South America goes sparkling
Sparkling wines are beginning to make festive noises in South America and are rippling outwards to global markets. Argentina, Uruguay and Ecuador are witnessing new developments that deserve a toast.
Prosit Group: From nought to sixty (markets) in five years
In just five years, Prosit Group has gone from inception to a holding company with five wineries, a US import company and sixty export markets to its credit. Its CEO Sergio Dagnino and marketing manager Luca Maruffa explain the ethos driving the group’s development, and its plans for the future.
Lily Collins: women have taken ownership of wine
34-year-old Lily Collins is the daughter of Genesis frontman Phil Collins. She is also an actress and the heroine of ‘Emily in Paris’, a series that has achieved global success and provided a showcase for the French luxury goods industry, for its fashion, gastronomy and its most iconic wines…
Crémants d’Alsace play to their strengths
Crémants d’Alsace have been fashionable for a number of years and have achieved a skilful combination of outstanding vineyard sites and remarkable craftsmanship. Stemming from rigorous production procedures, the wines offer an appealing alternative to the legendary Champagne.

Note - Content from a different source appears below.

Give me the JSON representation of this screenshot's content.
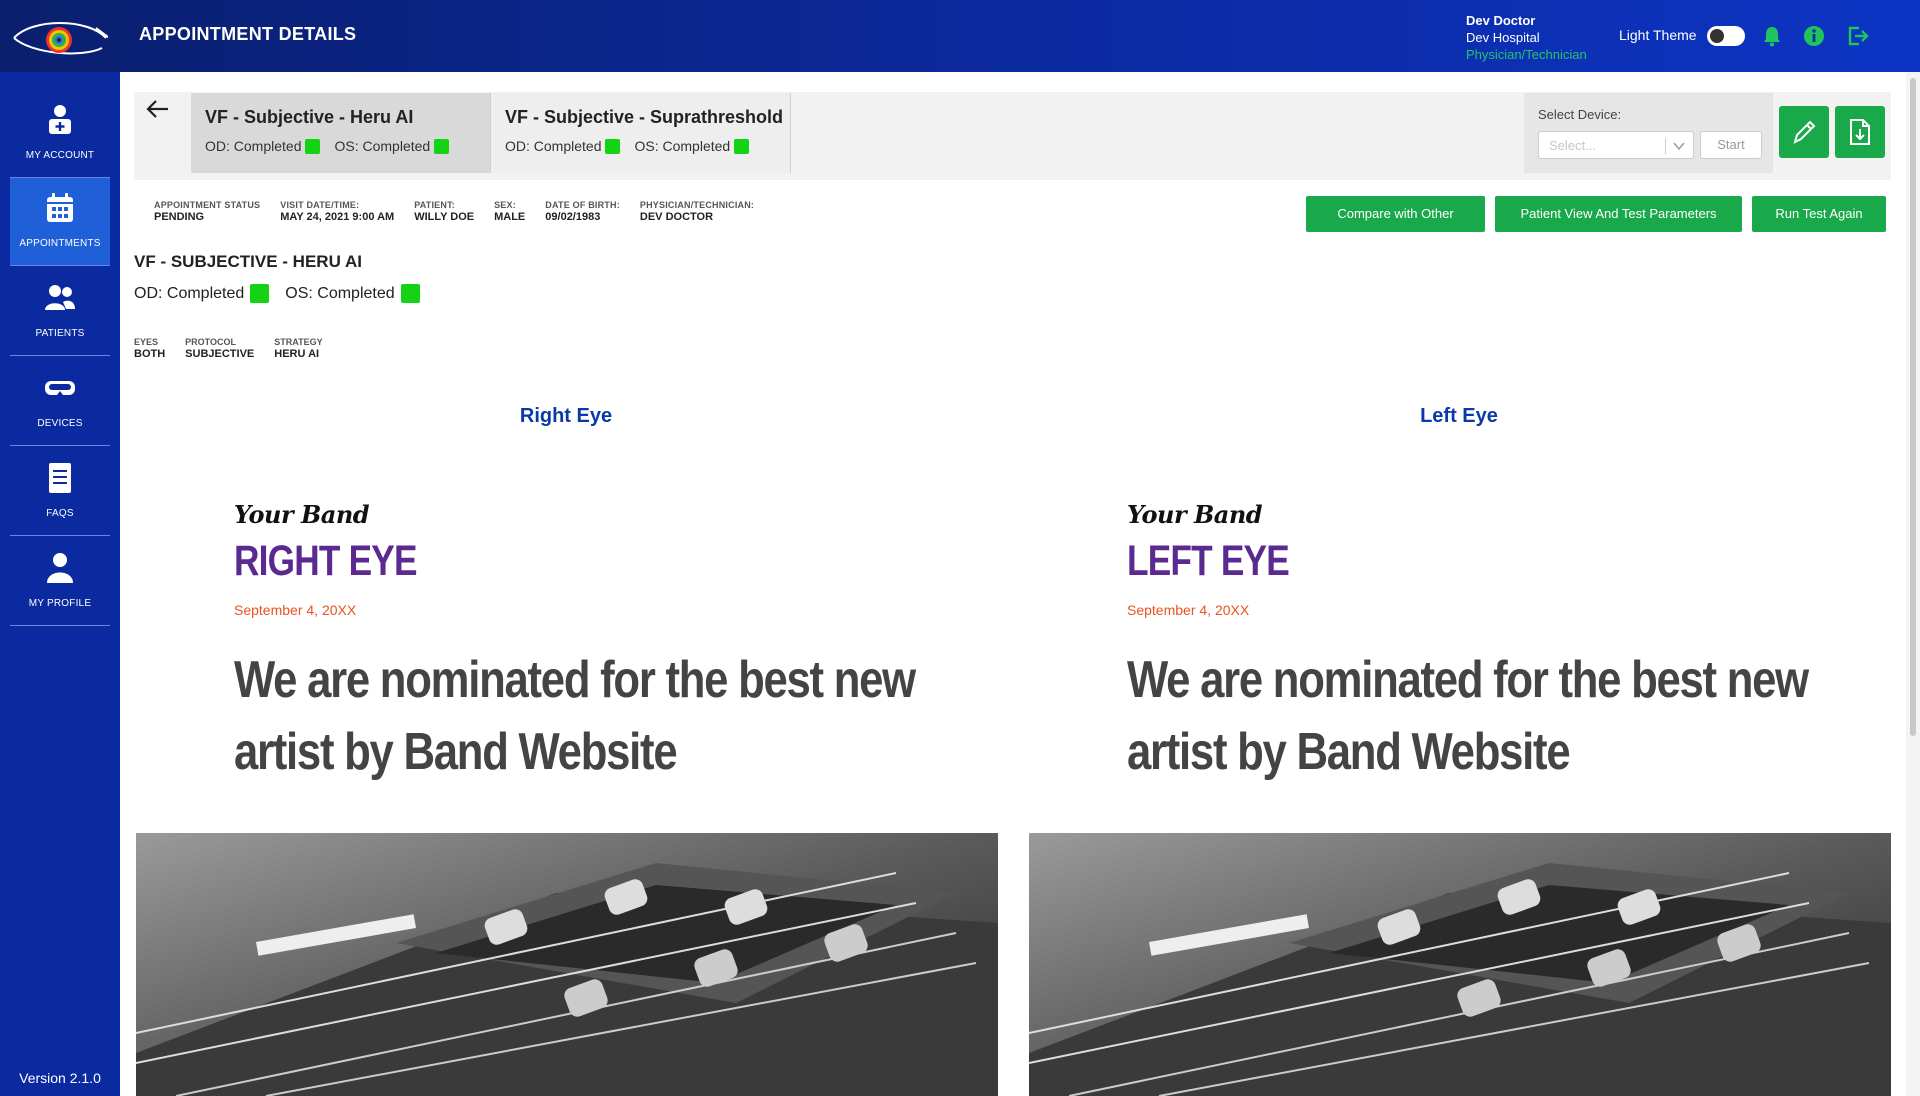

Revolution to Evolution: Charting the Future of Swartland Wines
From wheat farms to groundbreaking wine farms, traditional farmers to rebels with an old vine cause, the Swartland grew from being perceived as a relatively obscure winemaking region to a world phenomenon. To maintain their sustainable evolution and how they do business, the Swartland further evolved into a globally recognized hub for exceptional, terroir-driven wines and business models, adding to its success.
The way to a German wine drinker’s heart

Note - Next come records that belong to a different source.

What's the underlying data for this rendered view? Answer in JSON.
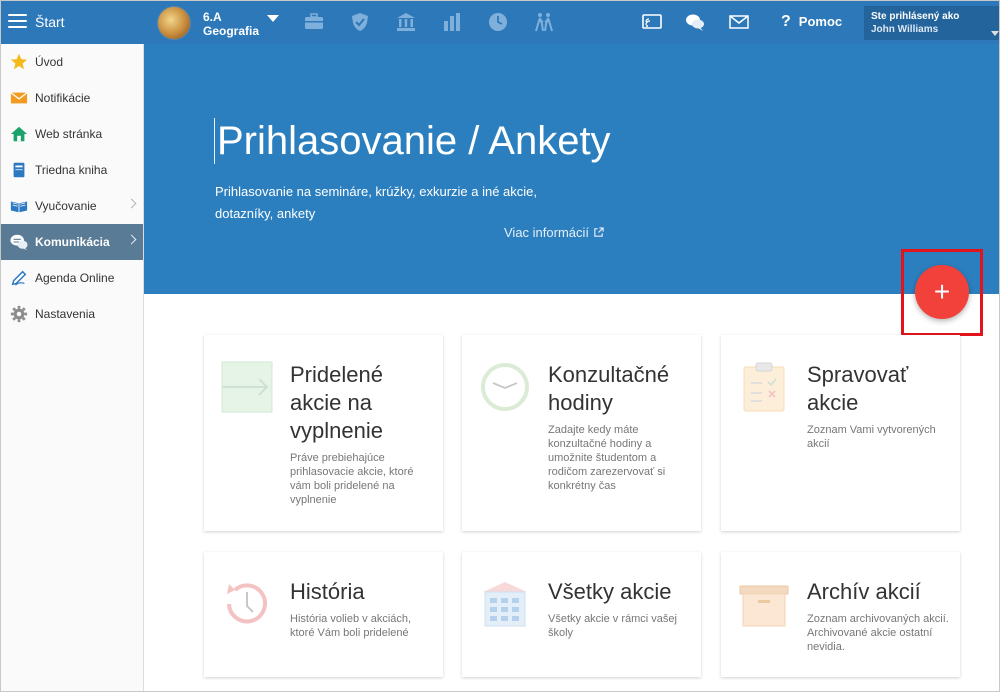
{
  "topbar": {
    "start_label": "Štart",
    "class_name": "6.A",
    "class_subject": "Geografia",
    "icons": [
      "briefcase-icon",
      "shield-icon",
      "bank-icon",
      "bar-chart-icon",
      "clock-icon",
      "students-walking-icon"
    ],
    "right_icons": [
      "tv-cast-icon",
      "chat-icon",
      "mail-icon"
    ],
    "help_label": "Pomoc",
    "logged_in_label": "Ste prihlásený ako",
    "user_name": "John Williams"
  },
  "sidebar": {
    "items": [
      {
        "label": "Úvod",
        "icon": "star-icon"
      },
      {
        "label": "Notifikácie",
        "icon": "envelope-icon"
      },
      {
        "label": "Web stránka",
        "icon": "house-icon"
      },
      {
        "label": "Triedna kniha",
        "icon": "book-icon"
      },
      {
        "label": "Vyučovanie",
        "icon": "open-book-icon"
      },
      {
        "label": "Komunikácia",
        "icon": "chat-bubbles-icon"
      },
      {
        "label": "Agenda Online",
        "icon": "pencil-icon"
      },
      {
        "label": "Nastavenia",
        "icon": "gear-icon"
      }
    ]
  },
  "hero": {
    "title": "Prihlasovanie / Ankety",
    "description_line1": "Prihlasovanie na semináre, krúžky, exkurzie a iné akcie,",
    "description_line2": "dotazníky, ankety",
    "more_info": "Viac informácií"
  },
  "add_button": {
    "label": "+"
  },
  "cards": [
    {
      "title": "Pridelené akcie na vyplnenie",
      "desc": "Práve prebiehajúce prihlasovacie akcie, ktoré vám boli pridelené na vyplnenie"
    },
    {
      "title": "Konzultačné hodiny",
      "desc": "Zadajte kedy máte konzultačné hodiny a umožnite študentom a rodičom zarezervovať si konkrétny čas"
    },
    {
      "title": "Spravovať akcie",
      "desc": "Zoznam Vami vytvorených akcií"
    },
    {
      "title": "História",
      "desc": "História volieb v akciách, ktoré Vám boli pridelené"
    },
    {
      "title": "Všetky akcie",
      "desc": "Všetky akcie v rámci vašej školy"
    },
    {
      "title": "Archív akcií",
      "desc": "Zoznam archivovaných akcií. Archivované akcie ostatní nevidia."
    }
  ]
}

Germany is considered to be a notoriously difficult market in the consumer arena. In the 1990s, supermarket chains Migros (Switzerland), Delhaize (Belgium/USA) and Intermarché (France) successively attempted to enter the German market. Without success. Discount prices by rival companies and brand loyalty among German consumers proved to be insurmountable obstacles. But what about the Germans' taste in wine? Perhaps there is an opening for exporters, especially as domestic production, at 9 million hectolitres, only accounts for just under half of what Germans drink each year. So which wines do Germans prefer? Gilbert & Gaillard asked the experts in Germany.
Loire Reds - A deep-rooted sense of authenticity

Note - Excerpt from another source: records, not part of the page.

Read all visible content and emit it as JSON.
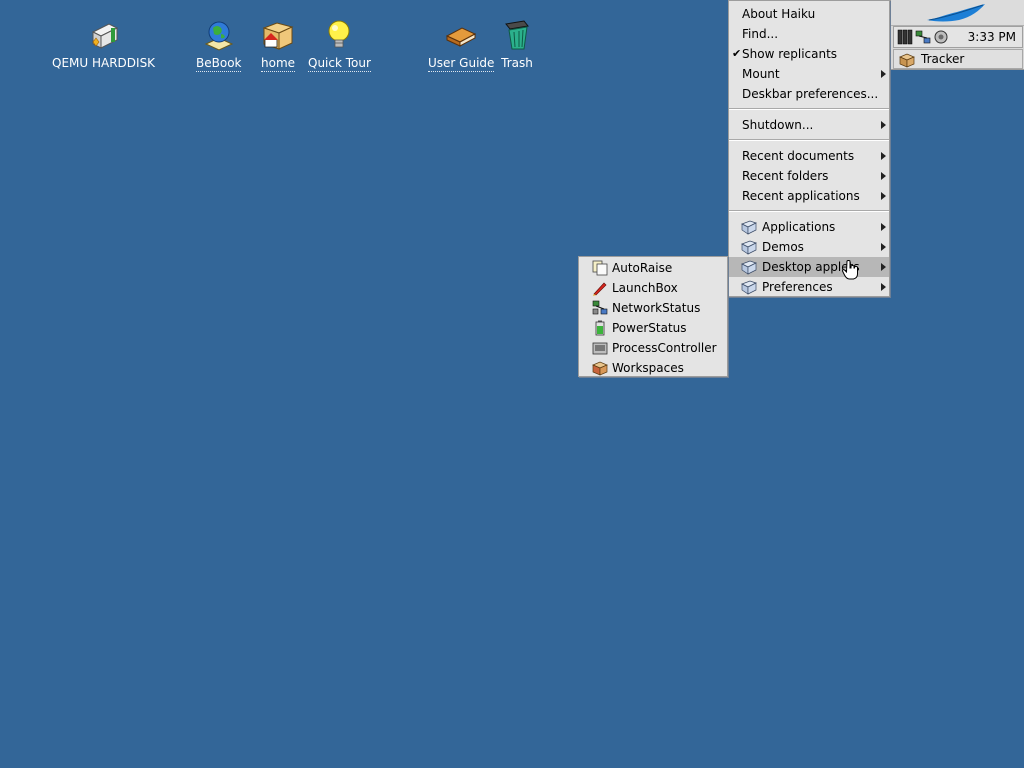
{
  "desktop": {
    "icons": [
      {
        "label": "QEMU HARDDISK",
        "icon": "harddisk-icon",
        "link": false
      },
      {
        "label": "BeBook",
        "icon": "bebook-icon",
        "link": true
      },
      {
        "label": "home",
        "icon": "home-folder-icon",
        "link": true
      },
      {
        "label": "Quick Tour",
        "icon": "lightbulb-icon",
        "link": true
      },
      {
        "label": "User Guide",
        "icon": "book-icon",
        "link": true
      },
      {
        "label": "Trash",
        "icon": "trash-icon",
        "link": false
      }
    ]
  },
  "deskbar": {
    "logo_icon": "haiku-leaf-icon",
    "tray_icons": [
      "cpu-meter-icon",
      "network-status-icon",
      "power-icon"
    ],
    "clock": "3:33 PM",
    "running_app": "Tracker",
    "running_app_icon": "tracker-icon"
  },
  "main_menu": {
    "items": [
      {
        "label": "About Haiku"
      },
      {
        "label": "Find..."
      },
      {
        "label": "Show replicants",
        "checked": true
      },
      {
        "label": "Mount",
        "submenu": true
      },
      {
        "label": "Deskbar preferences..."
      },
      {
        "label": "Shutdown...",
        "submenu": true
      },
      {
        "label": "Recent documents",
        "submenu": true
      },
      {
        "label": "Recent folders",
        "submenu": true
      },
      {
        "label": "Recent applications",
        "submenu": true
      },
      {
        "label": "Applications",
        "submenu": true,
        "icon": "folder-icon"
      },
      {
        "label": "Demos",
        "submenu": true,
        "icon": "folder-icon"
      },
      {
        "label": "Desktop applets",
        "submenu": true,
        "icon": "folder-icon",
        "selected": true
      },
      {
        "label": "Preferences",
        "submenu": true,
        "icon": "folder-icon"
      }
    ]
  },
  "desktop_applets_menu": {
    "items": [
      {
        "label": "AutoRaise",
        "icon": "autoraise-icon"
      },
      {
        "label": "LaunchBox",
        "icon": "launchbox-icon"
      },
      {
        "label": "NetworkStatus",
        "icon": "network-status-icon"
      },
      {
        "label": "PowerStatus",
        "icon": "battery-icon"
      },
      {
        "label": "ProcessController",
        "icon": "process-controller-icon"
      },
      {
        "label": "Workspaces",
        "icon": "workspaces-icon"
      }
    ]
  },
  "colors": {
    "desktop_bg": "#336698",
    "menu_bg": "#e4e4e4",
    "menu_selected": "#b7b7b7",
    "deskbar_bg": "#d8d8d8"
  }
}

Let’s be honest – there are no superstar red wines from the Loire Valley. No local equivalent of the Rhone’s Côte-Rôtie or Bordeaux’s Saint-Emilion. But what there is, is a profusion of talent.